A scientific interest has emerged to identify pharmaceutical and nutritional strategies in the clinical management of coronavirus disease 2019 (COVID-19). The purpose of this narrative review is to critically assess and discuss pharmaconutrition strategies that, secondary to accepted treatment methods, could be candidates in the current context of COVID-19. Oral medicinal doses of vitamin C (1–3 g/d) and zinc (80 mg/d elemental zinc) could be promising at the first signs and symptoms of COVID-19 as well as for general colds. In critical care situations requiring parenteral nutrition, vitamin C (3–10 g/d) and glutamine (0.3–0.5 g/kg/d) administration could be considered, whereas vitamin D3 administration (100,000 IU administered intramuscularly as a one-time dose) could possess benefits for patients with severe deficiency. Considering the presence of n-3 polyunsaturated fatty acids and arginine in immune-enhancing diets, their co-administration may also occur in clinical conditions where these formulations are recommended. However, despite the use of the aforementioned strategies in prior contexts, there is currently no evidence of the utility of any nutritional strategies in the management of SARS-CoV-2 infection and COVID-19. Nevertheless, ongoing and future clinical research is imperative to determine if any pharmaconutrition strategies can halt the progression of COVID-19.
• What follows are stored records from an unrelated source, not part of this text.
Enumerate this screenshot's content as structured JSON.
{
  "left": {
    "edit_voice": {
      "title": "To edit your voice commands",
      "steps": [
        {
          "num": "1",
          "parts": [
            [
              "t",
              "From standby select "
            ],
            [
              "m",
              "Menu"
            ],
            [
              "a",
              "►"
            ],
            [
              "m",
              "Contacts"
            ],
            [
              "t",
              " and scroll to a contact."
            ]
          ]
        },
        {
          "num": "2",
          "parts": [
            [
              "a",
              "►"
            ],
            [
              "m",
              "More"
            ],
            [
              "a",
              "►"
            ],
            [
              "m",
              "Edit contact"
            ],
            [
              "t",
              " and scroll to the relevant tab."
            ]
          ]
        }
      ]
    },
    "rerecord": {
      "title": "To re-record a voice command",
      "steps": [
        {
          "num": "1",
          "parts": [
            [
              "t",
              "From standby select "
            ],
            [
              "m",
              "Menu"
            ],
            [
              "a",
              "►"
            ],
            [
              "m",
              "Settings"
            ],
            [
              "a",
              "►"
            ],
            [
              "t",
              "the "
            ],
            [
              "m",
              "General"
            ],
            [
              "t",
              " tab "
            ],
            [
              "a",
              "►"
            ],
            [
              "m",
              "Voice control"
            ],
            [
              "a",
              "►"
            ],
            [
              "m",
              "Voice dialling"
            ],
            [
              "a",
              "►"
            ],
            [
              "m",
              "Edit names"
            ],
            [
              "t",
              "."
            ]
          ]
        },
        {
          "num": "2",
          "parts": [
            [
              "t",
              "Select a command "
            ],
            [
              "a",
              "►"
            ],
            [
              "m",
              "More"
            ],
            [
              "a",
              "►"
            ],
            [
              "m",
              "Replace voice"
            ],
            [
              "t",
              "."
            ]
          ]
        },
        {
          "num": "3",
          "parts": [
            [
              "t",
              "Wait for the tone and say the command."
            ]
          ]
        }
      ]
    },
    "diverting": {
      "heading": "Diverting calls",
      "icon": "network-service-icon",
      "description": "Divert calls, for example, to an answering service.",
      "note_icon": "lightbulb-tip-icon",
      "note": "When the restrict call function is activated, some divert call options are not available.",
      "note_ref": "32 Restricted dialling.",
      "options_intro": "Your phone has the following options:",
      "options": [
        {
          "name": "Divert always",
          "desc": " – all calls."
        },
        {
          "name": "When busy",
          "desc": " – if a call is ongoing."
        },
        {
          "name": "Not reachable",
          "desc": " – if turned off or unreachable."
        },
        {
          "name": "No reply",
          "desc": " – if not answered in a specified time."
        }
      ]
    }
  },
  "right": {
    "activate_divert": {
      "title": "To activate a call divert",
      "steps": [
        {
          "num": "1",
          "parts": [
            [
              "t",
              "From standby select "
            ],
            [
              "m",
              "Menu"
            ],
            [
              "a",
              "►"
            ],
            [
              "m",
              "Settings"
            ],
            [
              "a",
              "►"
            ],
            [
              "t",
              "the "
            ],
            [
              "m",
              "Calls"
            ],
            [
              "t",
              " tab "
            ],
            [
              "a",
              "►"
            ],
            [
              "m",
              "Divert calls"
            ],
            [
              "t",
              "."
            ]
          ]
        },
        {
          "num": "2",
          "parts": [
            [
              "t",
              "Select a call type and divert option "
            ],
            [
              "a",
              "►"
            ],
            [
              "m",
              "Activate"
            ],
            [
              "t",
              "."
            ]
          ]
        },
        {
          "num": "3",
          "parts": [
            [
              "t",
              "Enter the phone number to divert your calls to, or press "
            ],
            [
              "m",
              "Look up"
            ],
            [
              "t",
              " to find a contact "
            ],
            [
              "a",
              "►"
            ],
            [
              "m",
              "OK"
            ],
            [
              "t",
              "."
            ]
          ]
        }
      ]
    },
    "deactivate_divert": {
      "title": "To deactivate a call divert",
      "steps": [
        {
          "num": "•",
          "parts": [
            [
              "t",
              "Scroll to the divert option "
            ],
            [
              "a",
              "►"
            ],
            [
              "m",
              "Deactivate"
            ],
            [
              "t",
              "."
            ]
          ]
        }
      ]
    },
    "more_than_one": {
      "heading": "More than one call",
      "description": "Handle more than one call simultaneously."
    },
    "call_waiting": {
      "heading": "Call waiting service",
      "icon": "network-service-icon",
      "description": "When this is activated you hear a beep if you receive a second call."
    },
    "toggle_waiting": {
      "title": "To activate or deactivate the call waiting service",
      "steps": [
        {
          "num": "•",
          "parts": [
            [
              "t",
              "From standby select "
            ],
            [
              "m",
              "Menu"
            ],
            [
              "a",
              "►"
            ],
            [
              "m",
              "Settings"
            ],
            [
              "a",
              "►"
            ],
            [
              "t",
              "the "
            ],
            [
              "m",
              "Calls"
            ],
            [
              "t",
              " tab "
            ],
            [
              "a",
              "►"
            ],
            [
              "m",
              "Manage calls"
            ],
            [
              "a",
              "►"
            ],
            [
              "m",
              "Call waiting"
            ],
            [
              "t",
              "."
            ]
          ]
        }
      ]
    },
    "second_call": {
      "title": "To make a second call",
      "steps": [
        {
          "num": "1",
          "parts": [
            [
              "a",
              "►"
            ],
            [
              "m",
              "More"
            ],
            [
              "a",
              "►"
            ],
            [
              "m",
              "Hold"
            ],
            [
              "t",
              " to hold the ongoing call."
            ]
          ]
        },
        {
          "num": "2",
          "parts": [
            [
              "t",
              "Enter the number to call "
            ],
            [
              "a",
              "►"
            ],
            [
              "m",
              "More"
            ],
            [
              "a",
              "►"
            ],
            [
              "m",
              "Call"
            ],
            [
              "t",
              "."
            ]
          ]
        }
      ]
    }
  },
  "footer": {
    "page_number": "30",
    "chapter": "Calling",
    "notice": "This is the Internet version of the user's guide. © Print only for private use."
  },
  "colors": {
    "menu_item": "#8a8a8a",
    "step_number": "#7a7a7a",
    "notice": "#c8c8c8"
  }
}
- Coronavirus disease 2019
- Severe acute respiratory syndrome coronavirus 2